The best economic news in the US right now is from residential real estate. Permits for new single family home construction jumped 12% year over year in May, now at the highest level since August 2007.
Housing starts are still well below average figures for the last 20 years, but are improving somewhat steadily.
Existing home sales continue to climb as new households form and rental prices grow ever higher. In May existing home sales grew 5.1%, putting the annual rate at 5.35 million units, the highest level since 2009 (which was itself driven by the expiration of the first-time homebuyer’s credit).
The news isn’t all about housing. In May we saw one of the largest increases in consumer spending since August 2009, up 0.9% over the month of April. While this is a bit of a noisy data set, the increase reflects improving consumer confidence about the collective economic outlook. Personal income was also up a very solid 0.5% for the month of May.
Of course, Greece and the Eurozone are back in the headlines yet again. In the seemingly never-ending drama across the Atlantic, Greece and its creditors continue attempted negotiations to resolve the Greek debt crisis as Greece moves closer and closer to default. In late June, Greek Prime Minister Alexis Tsipras announced a national public referendum on accepting the last round of creditor’s terms, to be held July 5th. Greece instituted capital controls and banks were closed the week of June 29th. Greece continues to face extraordinarily poor economic conditions, with unemployment over 25% and an ongoing recession that has reduced the size of the economy by 25%. Questions linger over Greece’s status in the Eurozone, and what the consequences of a “Grexit” might be for Europe and the global economy.
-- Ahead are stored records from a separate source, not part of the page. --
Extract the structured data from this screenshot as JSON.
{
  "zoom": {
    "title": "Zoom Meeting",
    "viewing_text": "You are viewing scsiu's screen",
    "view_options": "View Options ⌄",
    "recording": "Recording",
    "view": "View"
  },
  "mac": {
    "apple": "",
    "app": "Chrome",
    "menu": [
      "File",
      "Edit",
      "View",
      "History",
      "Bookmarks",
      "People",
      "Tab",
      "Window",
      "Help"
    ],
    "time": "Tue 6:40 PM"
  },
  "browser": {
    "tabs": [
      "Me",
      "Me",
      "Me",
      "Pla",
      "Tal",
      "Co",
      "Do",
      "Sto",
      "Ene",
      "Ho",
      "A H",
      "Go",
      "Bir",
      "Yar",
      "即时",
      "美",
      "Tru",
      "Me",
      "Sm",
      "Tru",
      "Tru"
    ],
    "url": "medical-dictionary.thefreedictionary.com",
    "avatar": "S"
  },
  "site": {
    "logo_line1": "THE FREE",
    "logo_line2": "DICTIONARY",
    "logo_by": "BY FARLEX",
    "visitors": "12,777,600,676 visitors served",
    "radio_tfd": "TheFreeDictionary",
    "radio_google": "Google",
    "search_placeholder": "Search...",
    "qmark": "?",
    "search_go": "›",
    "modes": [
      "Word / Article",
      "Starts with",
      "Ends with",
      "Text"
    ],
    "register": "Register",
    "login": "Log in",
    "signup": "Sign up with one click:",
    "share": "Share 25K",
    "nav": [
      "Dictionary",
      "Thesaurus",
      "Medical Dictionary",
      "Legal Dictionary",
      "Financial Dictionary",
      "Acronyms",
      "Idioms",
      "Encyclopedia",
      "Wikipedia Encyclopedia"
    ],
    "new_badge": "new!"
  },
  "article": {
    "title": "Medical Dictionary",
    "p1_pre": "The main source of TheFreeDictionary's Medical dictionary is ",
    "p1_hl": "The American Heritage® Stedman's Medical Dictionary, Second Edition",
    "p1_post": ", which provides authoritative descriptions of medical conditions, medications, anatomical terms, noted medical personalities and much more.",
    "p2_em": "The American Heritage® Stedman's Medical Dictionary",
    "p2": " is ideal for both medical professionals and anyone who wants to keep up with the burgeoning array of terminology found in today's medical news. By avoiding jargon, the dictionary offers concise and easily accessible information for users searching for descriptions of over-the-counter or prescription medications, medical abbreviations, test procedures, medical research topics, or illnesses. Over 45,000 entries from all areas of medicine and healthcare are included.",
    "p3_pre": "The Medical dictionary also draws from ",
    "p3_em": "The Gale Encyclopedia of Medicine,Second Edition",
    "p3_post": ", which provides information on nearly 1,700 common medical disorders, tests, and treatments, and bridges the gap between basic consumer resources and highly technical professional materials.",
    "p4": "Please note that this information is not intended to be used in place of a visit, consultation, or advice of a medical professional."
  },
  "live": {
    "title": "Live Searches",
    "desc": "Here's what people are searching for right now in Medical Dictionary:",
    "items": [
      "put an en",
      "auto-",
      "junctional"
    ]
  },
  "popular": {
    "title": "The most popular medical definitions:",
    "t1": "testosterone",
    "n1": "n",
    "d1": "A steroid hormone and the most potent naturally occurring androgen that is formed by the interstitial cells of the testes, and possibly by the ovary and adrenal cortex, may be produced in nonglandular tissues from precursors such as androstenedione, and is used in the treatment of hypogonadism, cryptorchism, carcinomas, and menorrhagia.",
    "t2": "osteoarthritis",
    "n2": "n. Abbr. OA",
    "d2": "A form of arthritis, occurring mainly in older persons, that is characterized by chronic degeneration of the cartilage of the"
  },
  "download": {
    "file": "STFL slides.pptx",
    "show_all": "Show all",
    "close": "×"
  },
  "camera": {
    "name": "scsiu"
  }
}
As always, no one truly knows what happens next, or what the consequences of any actions will be. The fact remains that Greece is not only a tiny part of an enormous global economy, but even a very small part of the European economy. And while the drama is certainly fascinating, most investors should not assume that any headlines contain actionable information for a long-term investor.
Tax & Legal Updates
In the last full week of June we had big news in two rulings from the Supreme Court. In a decision in King v. Burwell, the court ruled 6-3 that insurance purchased off of any state-run or Federal exchange is eligible for subsidies under the Affordable Care Act. This decision means that the subsidies (be they purchased in a state-run exchange or Federal exchange) and with them the Affordable Care Act in its current state remain the law of the land. The ruling upheld the individual mandate and provided that those relying on the subsidy for access to health insurance would continue to receive it. It also preserves the employer mandate indefinitely.
The second story from the Supreme Court in June was a decision in Obergefell v. Hodges. The court voted 5-4 that states could not legally ban same-sex marriage, overturning such bans in 13 US states. The ruling will put and end to much confusion and complication related to same-sec marriages and civil unions, affording same-sex couples the same legal protections as opposite-sex married couples. The ruling affects health insurance eligibility, employee benefits, Social Security benefits, Medicare benefits, medical privacy, estate planning, income tax and inheritance/asset transfer rules. There is also speculation that the legalization of same-sex marriage could bring an end to domestic partnership benefits offered by some employers. While the long-term impacts may be clearer, same-sex couples should seek counsel about immediate impacts, especially those in a domestic partnership or civil union.